"This isn't the middle of nowhere. I'm within walking distance of town. I'll be fine. Just go. Your grandmother is waiting. There's just one thing."
"Leave me your cell phone."
He supposed it was the best solution, but he didn't like it. Not one bit. But the chance of discovery was too great. Not seeing any other alternative, he pulled the phone from his belt and handed it over.
"You're sure about this?" he asked, hoping she'd change her mind.
"Then scoot around to the other side of that rock. No one will see you thereunless that veil thing starts flapping in the wind like a big flag."
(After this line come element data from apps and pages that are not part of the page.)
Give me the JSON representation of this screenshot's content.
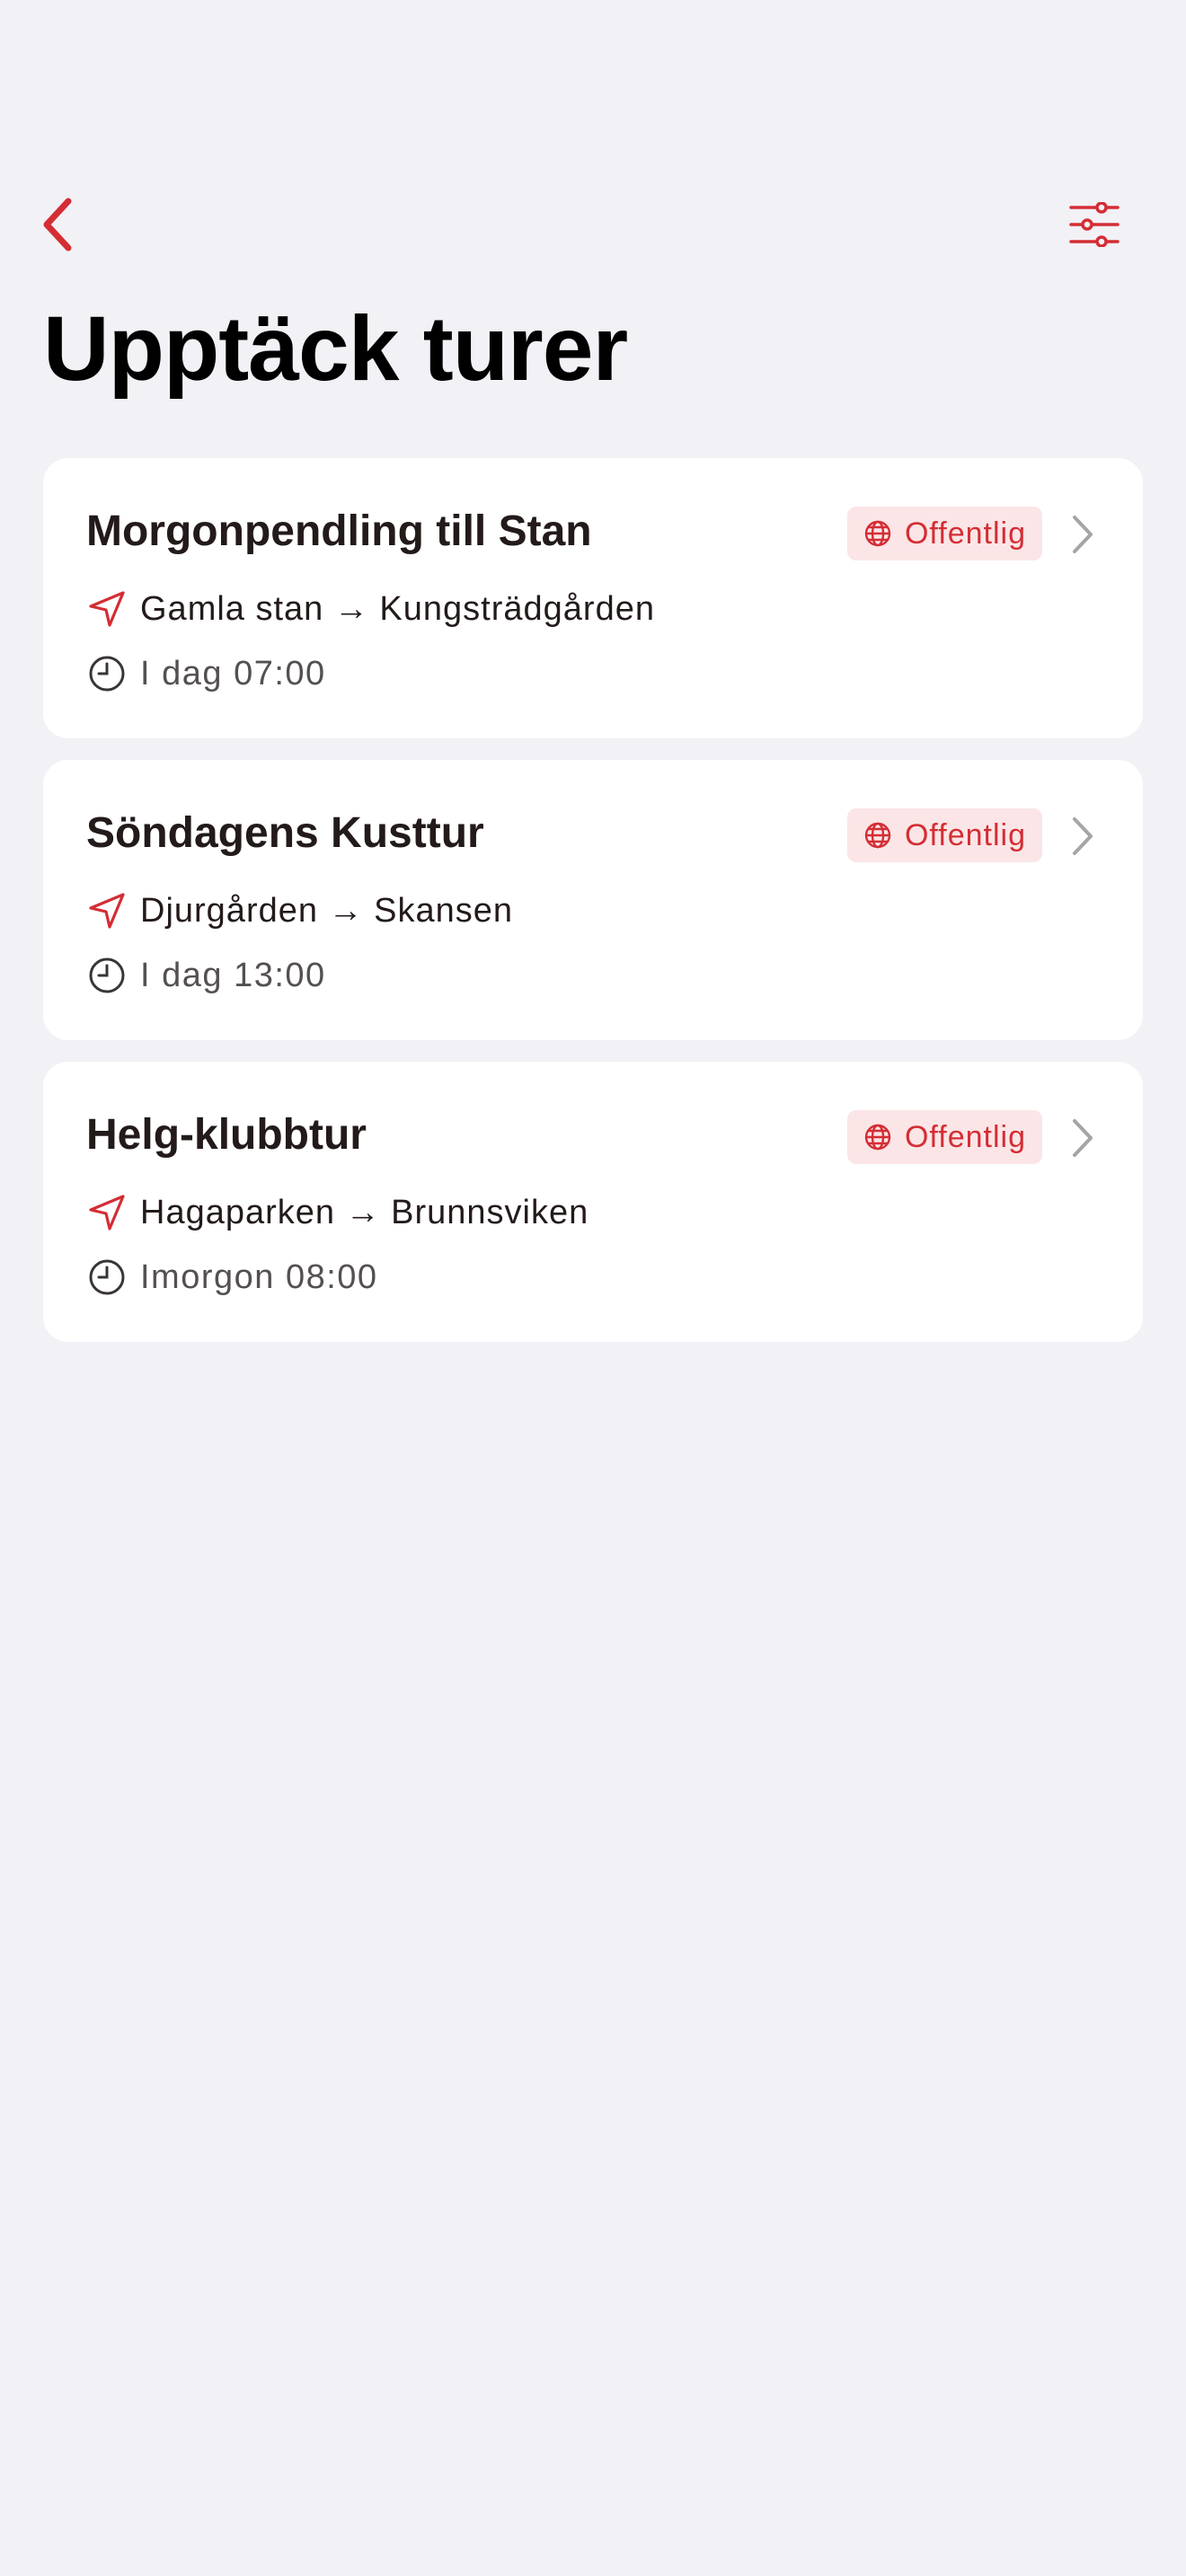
{
  "nav": {
    "back_icon": "chevron-left-icon",
    "filter_icon": "sliders-icon"
  },
  "page": {
    "title": "Upptäck turer"
  },
  "colors": {
    "accent": "#d42d34",
    "badge_bg": "#fbe5e6",
    "background": "#f2f1f6",
    "card": "#ffffff",
    "chevron": "#a8a4a4"
  },
  "trips": [
    {
      "title": "Morgonpendling till Stan",
      "visibility": "Offentlig",
      "route": "Gamla stan → Kungsträdgården",
      "time": "I dag 07:00"
    },
    {
      "title": "Söndagens Kusttur",
      "visibility": "Offentlig",
      "route": "Djurgården → Skansen",
      "time": "I dag 13:00"
    },
    {
      "title": "Helg-klubbtur",
      "visibility": "Offentlig",
      "route": "Hagaparken → Brunnsviken",
      "time": "Imorgon 08:00"
    }
  ]
}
"It won't." She wound the lengthy material around her arm. A look of concern filled her eyes. "You will come back, won't you?"
He didn't want to. He didn't want anything to do with this mess. All he wanted was to go home and get on with his life. But he couldn't leave her sick and stranded.
"I'll be back as fast as I can."
Meghan Finnegan watched as the tailgate of the cowboy's pickup faded into the distance. The events of the day rushed up and stampeded her, knocking the air from her lungs. How could Harold have waited until she'd walked up the aisle to tell her he'd suddenly changed his mind? He didn't want her.
And he wanted her to get rid of their unborn babya baby they'd agreed to keep secret until after the ceremony. Meghan wrapped her arms around her midsection. She loved her baby and she'd do whatever was necessary to care for it.
She sagged against the rock before her knees gave out. Sure, she knew Harold hadn't wanted childrenhe'd made that clear from the start. And with her rising television career she'd accepted that children wouldn't fit into her hectic lifestyle. But this was differentit had been an accident. When she'd told Harold about the pregnancy a few weeks ago he'd been stunned at first but then he'd seemed to accept it. What in the world had changed his mind?
The sound of an approaching vehicleperhaps departing wedding guestssent her scurrying behind the outcrop of large rocks. She wasn't ready to face the inquiring questions, the pitying stares or the speculative guesses. At twenty-eight, she'd prided herself on having her life all planned out. Now she was pregnant and she didn't have a clue what her next move should be.
She sank down on a small rock and yanked out scads of hairpins in order to release the veil. At last free of the yards of tulle, she ran her fingers through her hair, letting it flow over her shoulders.